Even greater than cherry-picking verses from the Bible, many heterosexual Christians often still claim that sexuality is a choice. Because of their close-mindedness, they cannot understand that LGBTQ+ individuals are born this way. They were created by God in his image, in all the various degrees of sexuality. They are often so small-minded that they cannot imagine being born anyway other than cisgender heterosexuals. They do not want to open their minds to God’s true words because then they may have to look at themselves and see their own flaws. The only choice we have about our sexuality is whether or not we choose to be our authentic selves the way God created us.
As members of the LGBTQ+ community, so many of us for so long have been taught to be ashamed of who we are because we do not fit the predominant image and standard profile of acceptable persons. We have been taught to look at ourselves through lenses that cannot see our true beauty and essence as citizens in society, as people of God, and as children of the greater universe. When we look at ourselves, we must try as best we can to see everything there, but this is sometimes hard to do without a genuine desire to take a hard look and see what's there, to view ourselves clearly, squarely, and freely. The beauty and goodness of what we see sometimes give way to the not so beautiful things that we see, say, and do. We must cast aside all fear in taking that honest look if we are to grow into a greater awareness of who we really are and what we can ultimately become as genuine persons of promise and value.

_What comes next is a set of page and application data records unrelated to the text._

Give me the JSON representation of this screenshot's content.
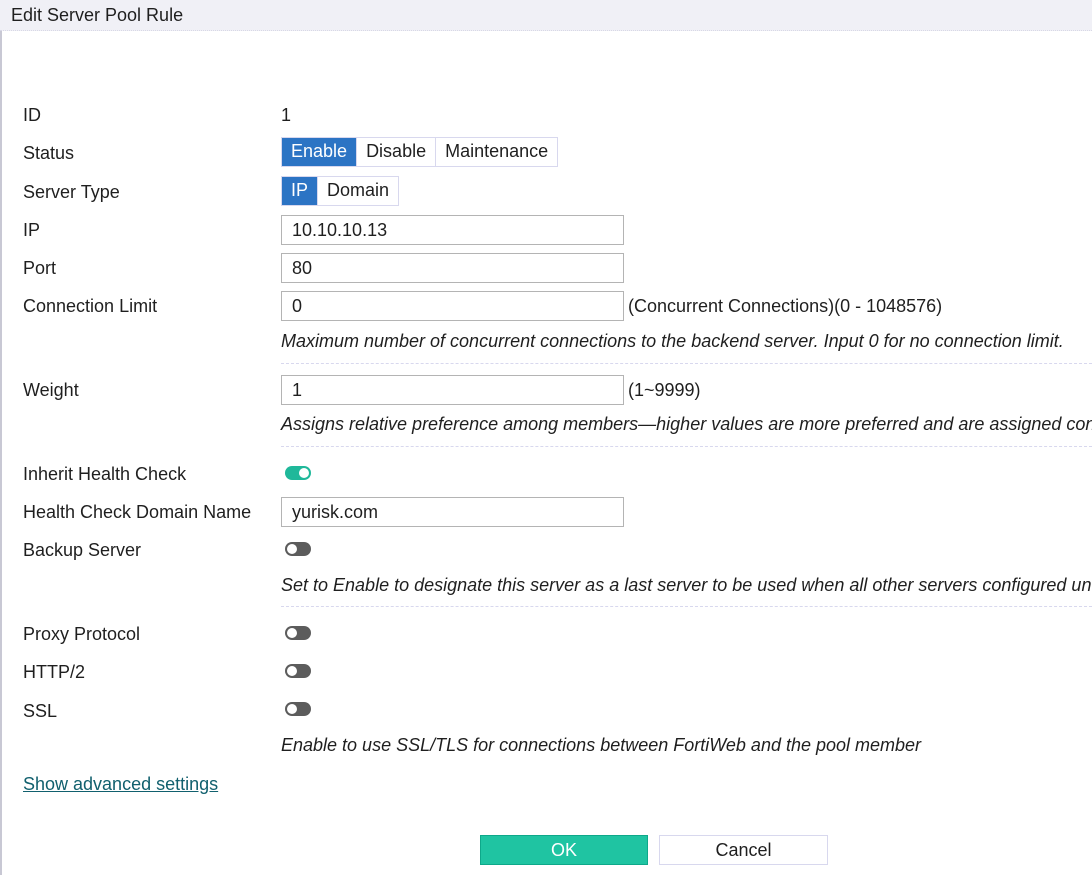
{
  "dialog": {
    "title": "Edit Server Pool Rule"
  },
  "fields": {
    "id": {
      "label": "ID",
      "value": "1"
    },
    "status": {
      "label": "Status",
      "options": [
        "Enable",
        "Disable",
        "Maintenance"
      ],
      "selected": "Enable"
    },
    "server_type": {
      "label": "Server Type",
      "options": [
        "IP",
        "Domain"
      ],
      "selected": "IP"
    },
    "ip": {
      "label": "IP",
      "value": "10.10.10.13"
    },
    "port": {
      "label": "Port",
      "value": "80"
    },
    "connection_limit": {
      "label": "Connection Limit",
      "value": "0",
      "suffix": "(Concurrent Connections)(0 - 1048576)",
      "help": "Maximum number of concurrent connections to the backend server. Input 0 for no connection limit."
    },
    "weight": {
      "label": "Weight",
      "value": "1",
      "suffix": "(1~9999)",
      "help": "Assigns relative preference among members—higher values are more preferred and are assigned connections more frequently."
    },
    "inherit_health_check": {
      "label": "Inherit Health Check",
      "enabled": true
    },
    "health_check_domain": {
      "label": "Health Check Domain Name",
      "value": "yurisk.com"
    },
    "backup_server": {
      "label": "Backup Server",
      "enabled": false,
      "help": "Set to Enable to designate this server as a last server to be used when all other servers configured under this pool are unavailable."
    },
    "proxy_protocol": {
      "label": "Proxy Protocol",
      "enabled": false
    },
    "http2": {
      "label": "HTTP/2",
      "enabled": false
    },
    "ssl": {
      "label": "SSL",
      "enabled": false,
      "help": "Enable to use SSL/TLS for connections between FortiWeb and the pool member"
    }
  },
  "links": {
    "advanced": "Show advanced settings"
  },
  "buttons": {
    "ok": "OK",
    "cancel": "Cancel"
  },
  "colors": {
    "accent_blue": "#2c74c4",
    "toggle_on": "#1fb89a",
    "ok_button": "#1fc4a2",
    "link": "#11606e"
  }
}
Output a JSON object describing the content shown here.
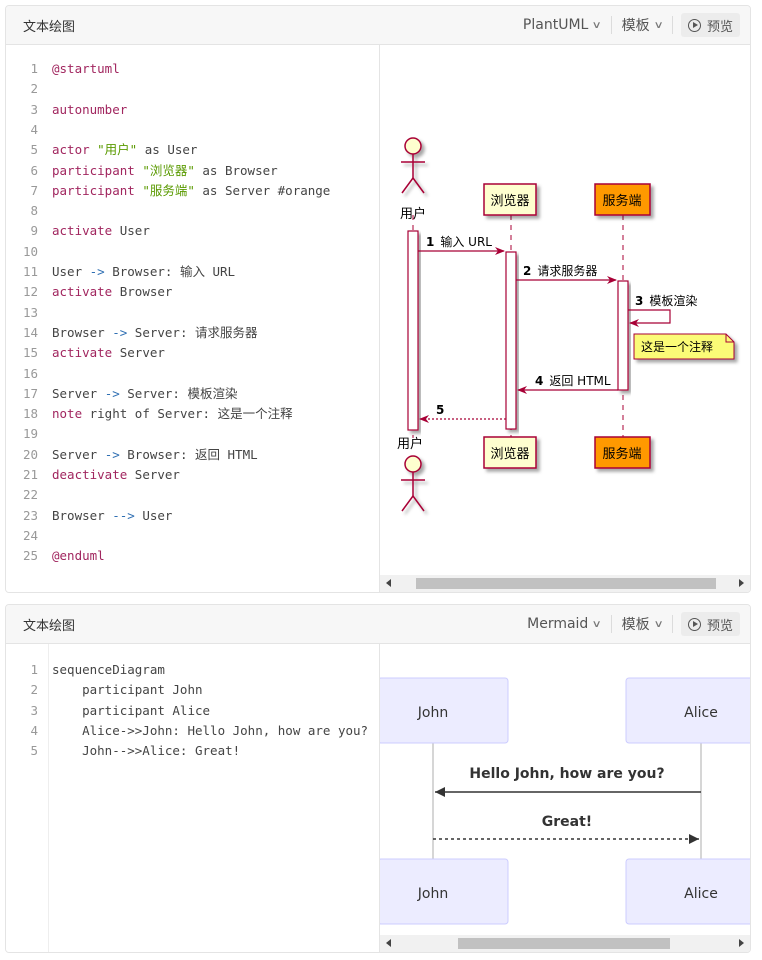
{
  "panel1": {
    "title": "文本绘图",
    "language": "PlantUML",
    "template_label": "模板",
    "preview_label": "预览",
    "code_lines": [
      [
        {
          "t": "@startuml",
          "c": "kw"
        }
      ],
      [],
      [
        {
          "t": "autonumber",
          "c": "kw"
        }
      ],
      [],
      [
        {
          "t": "actor ",
          "c": "kw"
        },
        {
          "t": "\"用户\"",
          "c": "str"
        },
        {
          "t": " as User",
          "c": "txt"
        }
      ],
      [
        {
          "t": "participant ",
          "c": "kw"
        },
        {
          "t": "\"浏览器\"",
          "c": "str"
        },
        {
          "t": " as Browser",
          "c": "txt"
        }
      ],
      [
        {
          "t": "participant ",
          "c": "kw"
        },
        {
          "t": "\"服务端\"",
          "c": "str"
        },
        {
          "t": " as Server #orange",
          "c": "txt"
        }
      ],
      [],
      [
        {
          "t": "activate",
          "c": "kw"
        },
        {
          "t": " User",
          "c": "txt"
        }
      ],
      [],
      [
        {
          "t": "User ",
          "c": "txt"
        },
        {
          "t": "->",
          "c": "arr"
        },
        {
          "t": " Browser: 输入 URL",
          "c": "txt"
        }
      ],
      [
        {
          "t": "activate",
          "c": "kw"
        },
        {
          "t": " Browser",
          "c": "txt"
        }
      ],
      [],
      [
        {
          "t": "Browser ",
          "c": "txt"
        },
        {
          "t": "->",
          "c": "arr"
        },
        {
          "t": " Server: 请求服务器",
          "c": "txt"
        }
      ],
      [
        {
          "t": "activate",
          "c": "kw"
        },
        {
          "t": " Server",
          "c": "txt"
        }
      ],
      [],
      [
        {
          "t": "Server ",
          "c": "txt"
        },
        {
          "t": "->",
          "c": "arr"
        },
        {
          "t": " Server: 模板渲染",
          "c": "txt"
        }
      ],
      [
        {
          "t": "note",
          "c": "kw"
        },
        {
          "t": " right of Server: 这是一个注释",
          "c": "txt"
        }
      ],
      [],
      [
        {
          "t": "Server ",
          "c": "txt"
        },
        {
          "t": "->",
          "c": "arr"
        },
        {
          "t": " Browser: 返回 HTML",
          "c": "txt"
        }
      ],
      [
        {
          "t": "deactivate",
          "c": "kw"
        },
        {
          "t": " Server",
          "c": "txt"
        }
      ],
      [],
      [
        {
          "t": "Browser ",
          "c": "txt"
        },
        {
          "t": "-->",
          "c": "arr"
        },
        {
          "t": " User",
          "c": "txt"
        }
      ],
      [],
      [
        {
          "t": "@enduml",
          "c": "kw"
        }
      ]
    ],
    "diagram": {
      "actor_label": "用户",
      "browser_label": "浏览器",
      "server_label": "服务端",
      "server_color": "#ff9900",
      "participant_color": "#fefecf",
      "line_color": "#a80036",
      "note_color": "#fbfb77",
      "messages": [
        {
          "num": "1",
          "text": "输入 URL"
        },
        {
          "num": "2",
          "text": "请求服务器"
        },
        {
          "num": "3",
          "text": "模板渲染"
        },
        {
          "num": "4",
          "text": "返回 HTML"
        },
        {
          "num": "5",
          "text": ""
        }
      ],
      "note_text": "这是一个注释"
    }
  },
  "panel2": {
    "title": "文本绘图",
    "language": "Mermaid",
    "template_label": "模板",
    "preview_label": "预览",
    "code_lines": [
      [
        {
          "t": "sequenceDiagram",
          "c": "txt"
        }
      ],
      [
        {
          "t": "    participant John",
          "c": "txt"
        }
      ],
      [
        {
          "t": "    participant Alice",
          "c": "txt"
        }
      ],
      [
        {
          "t": "    Alice->>John: Hello John, how are you?",
          "c": "txt"
        }
      ],
      [
        {
          "t": "    John-->>Alice: Great!",
          "c": "txt"
        }
      ]
    ],
    "diagram": {
      "participant_a": "John",
      "participant_b": "Alice",
      "box_color": "#ececff",
      "border_color": "#ccccff",
      "message_1": "Hello John, how are you?",
      "message_2": "Great!"
    }
  }
}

*Added for clarification.
This post is a repost from June 2021. I’m reposting it today because today is Vermont Pride.